why sanding sealer?

why is it recommend to put a sanding sealer on before lacquer finish? what is a sanding sealer.
I used ZAR wipe on stain and after asking the support dept they said i could put a poly or lacquer finish on it as long as I let it dry for 24 to 48 hours after last application.
Add pictures here
<% if( /^image/.test(type) ){ %>
<% } %>
<%-name%>
Add image file
Upload
trs80 wrote:

There are a lot of forums out there. Here is one I found for wood turners, but same principal. http://www.sydneywoodturners.com.au/site/articles/finishing/sandingsealer.html
I use in on certain woods (oak, ash, walnut) to prevent the grain from raising. Then lightly sand with 0000 steel wool. It seems to give a superior base for when I wax. Just not sure about lacquer.
http://marcalanfreedman.com /
Add pictures here
<% if( /^image/.test(type) ){ %>
<% } %>
<%-name%>
Add image file
Upload
: why is it recommend to put a sanding sealer on before lacquer finish? what : is a sanding sealer.
Sanding sealer is a version of the same finish you'll be using to topcoat, but one that is easier to sand. You put it on to seal the wood, sand, then apply (coats of) the topcoat.
    -- Andy Barss
Add pictures here
<% if( /^image/.test(type) ){ %>
<% } %>
<%-name%>
Add image file
Upload

Sanding sealer is a relatively inexpensive coating (compared to finish topcoats) that seals the wood grain and is formulated to sand easily. Whether it is required under a particular finish is the subject of some debate. There are varying opinions on its correct usage. http://www.woodweb.com/knowledge_base/Lacquer_without_sealer.html
R
Add pictures here
<% if( /^image/.test(type) ){ %>
<% } %>
<%-name%>
Add image file
Upload

Oak and many other woods will have little stray bit of fiber that will stick up when a finish is applied. The sanding sealer will coat these little bits and make it easy to sand them away. The result is a flawlessly smooth finish instead of one that that has little bumps all over it. Try spraying some lacquer on a bit of scrap and you will see what I am talking about.
Add pictures here
<% if( /^image/.test(type) ){ %>
<% } %>
<%-name%>
Add image file
Upload

I've never used it at home- but I have used it in a cabinet shop, and it really does make a difference to the final topcoat. It dries fast, sands easily, and leaves a surface like glass.

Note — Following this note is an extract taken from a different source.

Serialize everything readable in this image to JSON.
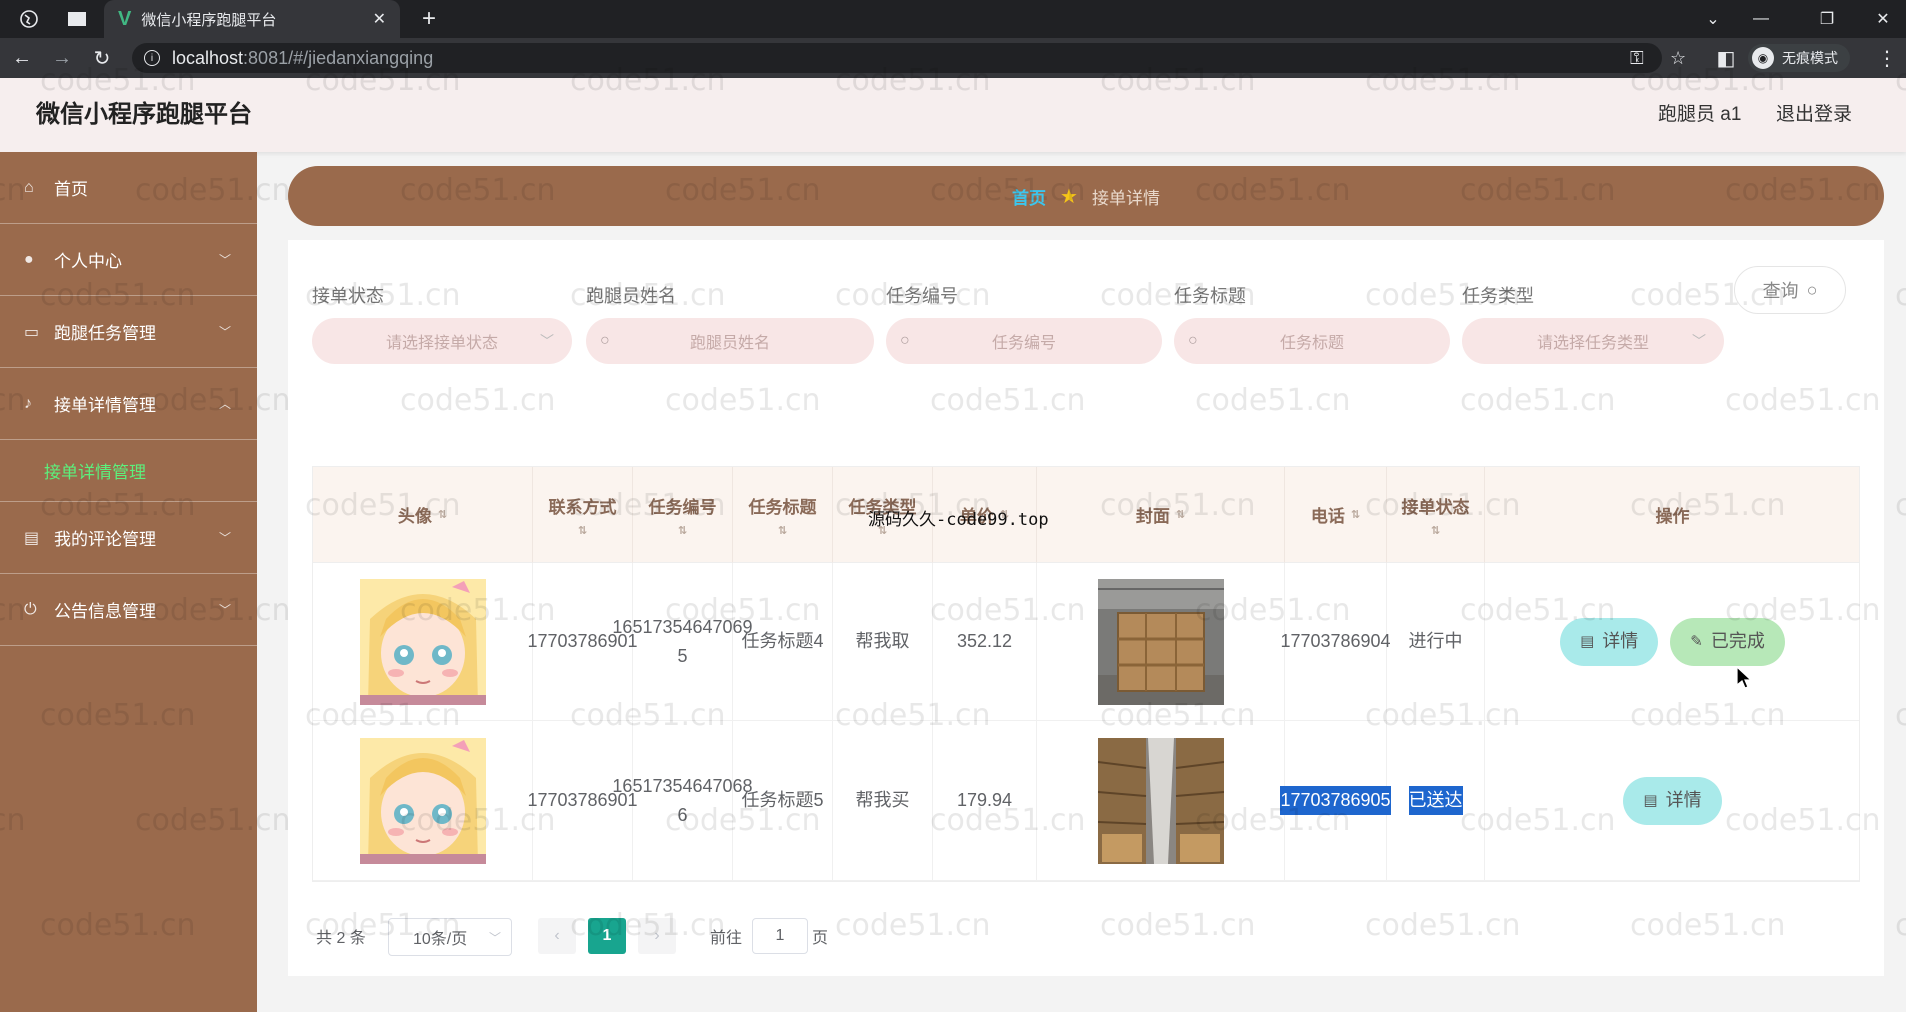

When the topcoat goes on, it lays a lot flatter, and does not need to be "built" with multiple applications.
Nice stuff, really. It's worth trying out at least once to see if you like the effect. Particularly good if you go for high-gloss finishing. The only problem- and the reason I don't use it at home- is that the surface is almost *too* smooth. The finished product feels less like wood than I like it to.
Add pictures here
<% if( /^image/.test(type) ){ %>
<% } %>
<%-name%>
Add image file
Upload
Often a matter of preference and desire for a very smooth finish. I have used it on Oak to fill the grain and provide a smooth finish on a wood that can show surface irregularity over the open grain. I have also created very similar results by repeated sanding down to 600 grit. A LOT more work.
RonB

Add pictures here
<% if( /^image/.test(type) ){ %>
<% } %>
<%-name%>
Add image file
Upload
ok thank you. Good inputs.

Add pictures here
<% if( /^image/.test(type) ){ %>
<% } %>
<%-name%>
Add image file
Upload

HomeOwnersHub.com is a website for homeowners and building and maintenance pros. It is not affiliated with any of the manufacturers or service providers discussed here. All logos and trade names are the property of their respective owners.